9) In selecting a theater for your premiere or other engagements in a city, consider where the theater is located, since this affects your ability to draw theater goers. For example, if your film appeals to a special demographic group, screen at a theater that draws such an audience, such as in the Castro Theater in San Francisco if you have a film about the LGBT community. Or if your film is about an Asian-American, select a theater in an area with a high concentration of Asians. Then, too, a downtown theater with a reputation for showing good indie films, such as a Landmark theater, may be more likely to draw a bigger audience, though it is more expensive to book than a lower priced theater in an outlying neighborhood.
To find theaters to contact about your film in a given city, check the major city papers where the theaters advertise by getting a copy of the paper or visiting the paper’s website online. Additionally, you can search Google for theaters in that area. Just put in the words “movie theater,” and the name of the city, and a number of options will turn up.
Still another consideration is the timing of your screening, since you may be better able to get a booking, when the theater has fewer films and expects less traffic, such as in September, when school is just starting up, and in March or April, a transitional period between the more serious films of January and February and the summer, when the big blockbusters hit the chains.
10) Consider, too, the amount of money you are likely to make, based on the estimated number of people you might get at your showings. For example, say you have three showings a day — one at 6 p.m., another at 8 p.m., a third at 10 p.m. If you average 200 ticket buyers for each showing at $10 a ticket, that’s $2000 a showing, $6000 for a day, $12,000 for two days, less your costs for advertising, promotion, travel, and possibly the theater rental if you pay this. Do a cost analysis to help you prepare to negotiate with the theater manager or booker. Do a best case and worst case scenario, based on the film drawing more or less viewers. This analysis will also help you present your case to get the best possible deal from a distributor.
GINI GRAHAM SCOTT, Ph.D., J.D., is a nationally known writer, consultant, speaker, and seminar leader, specializing in business and work relationships, professional and personal development, social trends, and popular culture. She has published 50 books with major publishers. She has worked with dozens of clients on memoirs, self-help, popular business books, and film scripts. Writing samples are at www.changemakerspublishingandwriting.com.
She is the founder of Changemakers Publishing, featuring books on work, business, psychology, social trends, and self-help.

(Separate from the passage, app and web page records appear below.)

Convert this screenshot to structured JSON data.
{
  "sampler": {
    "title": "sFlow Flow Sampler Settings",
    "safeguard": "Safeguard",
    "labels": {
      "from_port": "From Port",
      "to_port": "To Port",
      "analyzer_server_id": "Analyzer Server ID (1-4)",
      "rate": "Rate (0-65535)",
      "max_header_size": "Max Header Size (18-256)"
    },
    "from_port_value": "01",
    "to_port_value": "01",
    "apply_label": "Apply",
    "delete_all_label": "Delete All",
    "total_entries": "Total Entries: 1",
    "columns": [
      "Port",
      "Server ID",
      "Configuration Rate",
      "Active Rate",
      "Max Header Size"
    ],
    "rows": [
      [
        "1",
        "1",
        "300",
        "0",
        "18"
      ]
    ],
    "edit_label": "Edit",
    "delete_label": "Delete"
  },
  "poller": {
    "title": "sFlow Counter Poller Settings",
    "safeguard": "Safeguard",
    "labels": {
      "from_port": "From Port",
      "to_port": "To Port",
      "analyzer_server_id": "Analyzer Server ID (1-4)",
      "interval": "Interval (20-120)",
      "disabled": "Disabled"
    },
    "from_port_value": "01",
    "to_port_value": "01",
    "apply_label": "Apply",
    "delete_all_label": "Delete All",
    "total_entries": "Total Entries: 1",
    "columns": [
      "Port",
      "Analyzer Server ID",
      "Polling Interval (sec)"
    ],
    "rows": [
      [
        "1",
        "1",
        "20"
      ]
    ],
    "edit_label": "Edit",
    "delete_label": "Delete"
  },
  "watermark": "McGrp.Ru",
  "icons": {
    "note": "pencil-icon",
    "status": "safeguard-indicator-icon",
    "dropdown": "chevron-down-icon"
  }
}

The company has published over 150 print, e-books, and audiobooks. She has licensed several dozen books for foreign sales, including the UK, Russia, Korea, Spain, and Japan.
She has received national media exposure for her books, including appearances on Good Morning America, Oprah, and CNN. She has been the producer and host of a talk show series, Changemakers, featuring interviews on social trends.
Scott is active in a number of community and business groups, including the Lafayette, Pleasant Hill, and Walnut Creek Chambers of Commerce. She is a graduate of the prestigious Leadership Contra Costa program. She does workshops and seminars on the topics of her books.
She is also the writer and executive producer of 10 films in distribution, release, or production. Her most recent films that have been released include Driver, The New Age of Aging, and Infidelity.
She received her Ph.D. from the University of California, Berkeley, and her J.D. from the University of San Francisco Law School. She has received five MAs at Cal State University, East Bay, most recently in Communication.